The Joy of Christmas Parties: how to cope with social events
“‘Tis the season to be jolly” we’re told at this time of year as we face the office party, the family get-togethers, the social events. Lots of us let our hair down, embrace wearing the silly hats, getting a little tipsy and throwing a few shakes on the dance floor, listening to Ted recounting the same story for the umpteenth time, eating just one too many mince pies, and all the while attempting to avoid the unbecoming photos that may end up on Facebook…
For others these social events of the year are one long nightmare: the very thought of socialising can strike fear into their hearts and they will go to any lengths to avoid it. If that’s you then here are some tips to help you cope and dare I say Be Merry.
- First of all know that you’re not alone. Many people are nervous in similar situations – some just hide it better than others.
- Don’t focus on negative thoughts: if you think you’re going to have a terrible time, chances are you will. Don’t set yourself up to be anxious.
- Relax yourself before the event, find somewhere comfortable and, while you’re in a relaxed state, visualize things going well and how you’d like to be, feel, behave.
- Arrive early rather than late so that you’re not walking into a crowded room or faced with an endless round of introductions.
- Slow down and take deep abdominal breaths (when we’re nervous we breathe very shallow anxious breaths, so pay attention to your breathing).
- Be aware of your body language. Smile! It’s good for your body as it releases serotonin (the happy hormone) and people respond to a smile. Look for other friendly, approachable faces and introduce yourself. Ask open questions that require an answer. What do they think of the venue, music, food, drink etc? Have a few topics in mind before you go.
- Be honest – if someone asks you if you’re enjoying yourself and you’re feeling nervous then it’s ok to say that. People like people who are honest and don’t try to be someone they’re not. You may find that they come back with a similar honest response and that can start a conversation going. Remember, if you do make a mistake, or say something you didn’t mean to, don’t worry about it. Nobody is perfect. Everybody makes mistakes, even the really confident ones.

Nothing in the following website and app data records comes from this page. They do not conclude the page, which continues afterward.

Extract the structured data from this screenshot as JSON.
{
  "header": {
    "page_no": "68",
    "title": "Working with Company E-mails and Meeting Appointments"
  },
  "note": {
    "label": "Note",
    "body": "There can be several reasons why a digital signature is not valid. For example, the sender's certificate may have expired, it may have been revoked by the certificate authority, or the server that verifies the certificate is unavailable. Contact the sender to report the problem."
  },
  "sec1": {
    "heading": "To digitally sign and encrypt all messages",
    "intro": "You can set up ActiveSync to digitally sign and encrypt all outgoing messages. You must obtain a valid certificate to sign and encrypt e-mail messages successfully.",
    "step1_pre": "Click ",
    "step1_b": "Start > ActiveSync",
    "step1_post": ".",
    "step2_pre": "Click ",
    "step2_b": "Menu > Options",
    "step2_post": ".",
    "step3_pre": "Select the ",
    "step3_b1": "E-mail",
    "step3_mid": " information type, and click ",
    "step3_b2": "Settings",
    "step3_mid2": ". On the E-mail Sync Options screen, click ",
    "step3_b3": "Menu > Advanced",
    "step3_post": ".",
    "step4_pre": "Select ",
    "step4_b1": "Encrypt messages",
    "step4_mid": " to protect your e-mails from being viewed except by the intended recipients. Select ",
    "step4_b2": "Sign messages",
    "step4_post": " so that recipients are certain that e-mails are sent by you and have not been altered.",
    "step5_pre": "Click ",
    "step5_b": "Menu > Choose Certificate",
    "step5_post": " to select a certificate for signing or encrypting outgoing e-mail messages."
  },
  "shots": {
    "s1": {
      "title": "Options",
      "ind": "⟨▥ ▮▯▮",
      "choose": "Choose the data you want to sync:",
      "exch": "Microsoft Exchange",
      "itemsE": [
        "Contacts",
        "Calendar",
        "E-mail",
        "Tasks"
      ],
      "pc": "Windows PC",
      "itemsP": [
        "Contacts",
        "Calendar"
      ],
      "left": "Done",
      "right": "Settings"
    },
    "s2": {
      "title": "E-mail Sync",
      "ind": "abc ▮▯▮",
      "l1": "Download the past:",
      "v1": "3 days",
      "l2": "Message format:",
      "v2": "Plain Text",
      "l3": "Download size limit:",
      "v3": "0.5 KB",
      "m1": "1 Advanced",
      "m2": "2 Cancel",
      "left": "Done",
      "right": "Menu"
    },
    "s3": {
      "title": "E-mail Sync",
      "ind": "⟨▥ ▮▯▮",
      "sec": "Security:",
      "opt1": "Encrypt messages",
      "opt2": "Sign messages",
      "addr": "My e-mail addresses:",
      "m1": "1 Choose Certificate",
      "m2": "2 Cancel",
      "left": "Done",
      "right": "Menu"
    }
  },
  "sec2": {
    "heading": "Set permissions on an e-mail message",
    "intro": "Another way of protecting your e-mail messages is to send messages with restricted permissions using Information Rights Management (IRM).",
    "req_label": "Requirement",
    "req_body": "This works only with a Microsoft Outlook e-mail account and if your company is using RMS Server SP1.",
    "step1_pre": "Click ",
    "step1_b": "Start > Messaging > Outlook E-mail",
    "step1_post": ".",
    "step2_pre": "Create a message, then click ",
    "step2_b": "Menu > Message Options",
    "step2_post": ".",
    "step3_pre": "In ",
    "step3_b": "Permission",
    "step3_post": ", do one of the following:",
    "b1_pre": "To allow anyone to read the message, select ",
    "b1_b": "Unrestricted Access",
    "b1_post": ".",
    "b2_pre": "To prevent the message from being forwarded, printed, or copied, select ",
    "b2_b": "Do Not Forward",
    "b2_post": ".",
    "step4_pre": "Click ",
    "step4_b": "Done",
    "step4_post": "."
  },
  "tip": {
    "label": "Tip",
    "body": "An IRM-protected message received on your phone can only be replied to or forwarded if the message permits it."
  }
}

- Remember that people are generally thinking about themselves too much to be bothered about judging others. Engage with them, pay them genuine compliments to put them at ease and they are more likely to respond positively. Others like to talk about themselves: listen to their likes and dislikes and ask questions.
- Live in the moment: take in the décor, music, food, styles, etc. Focus outwardly rather than inwardly, stop worrying about yourself and have the intention of making those you meet comfortable instead.
Can’t wait for your holiday but afraid of flying?
I’ve just booked my holiday and I can’t wait for take off! Not everyone looks forward to it though – a phobia of flying always ranks in the top 10 lists of phobias. It doesn’t matter how many safety statistics you mention or facts you present about modern day flights: if someone is afraid of flying it can be an ordeal.
It doesn’t help that airports and airlines use so many negative sounding terms. Think about it: ‘Terminal’, ‘Departure Lounge’, ‘Final boarding call’. It’s like we’re being unconsciously programmed to think negatively!
No two people have exactly the same fears: my clients typically can have one or a combination of fears from claustrophobia to fear of heights, mechanical failure or attack and more.
Using hypnosis I help them learn new behaviours and ways of thinking about the flight, deal with the underlying fear and triggers, feel confident and manage the phobic situation and control any physical reactions. I also give them tools and techniques to cope with both the expected and the unexpected. A phobia is something that is eminently treatable.
If you’re about to leave on a jet (or other!) plane here are some top tips:
- Before you travel (and during the flight) think about all your positive reasons for making the trip and imagine how it will be and feel. Do this regularly so that you think about that more than the journey.
- Request an aisle seat near to the front of the plane: it’s less claustrophobic and the effects of any turbulence are likely to be reduced.
- Don’t leave everything to the last minute: leave plenty of time for your journey to the airport allowing for any unavoidable hold-ups.
- Let the cabin crew know that you have a fear – they are trained to help out.
- Calm yourself with some deep breathing exercises. Breathe deeply from your stomach, not your chest: place your hands on your stomach with your fingertips touching on an out-breath. If you breathe in correctly, the finger tips should part as you do so.
- Drink lots of water to keep your body hydrated.
- If you come across turbulence remember it is just pockets of air: treat the turbulence as you would bumps in the road when you’re in a car.
- Keep yourself busy and distracted: play a game, lose yourself in a good book or some music or the in-flight film (bring your favourite funny movie to watch if you have a laptop).
- Take yourself off in your mind to another place/time when you felt really relaxed and/or confident and remember everything about that time.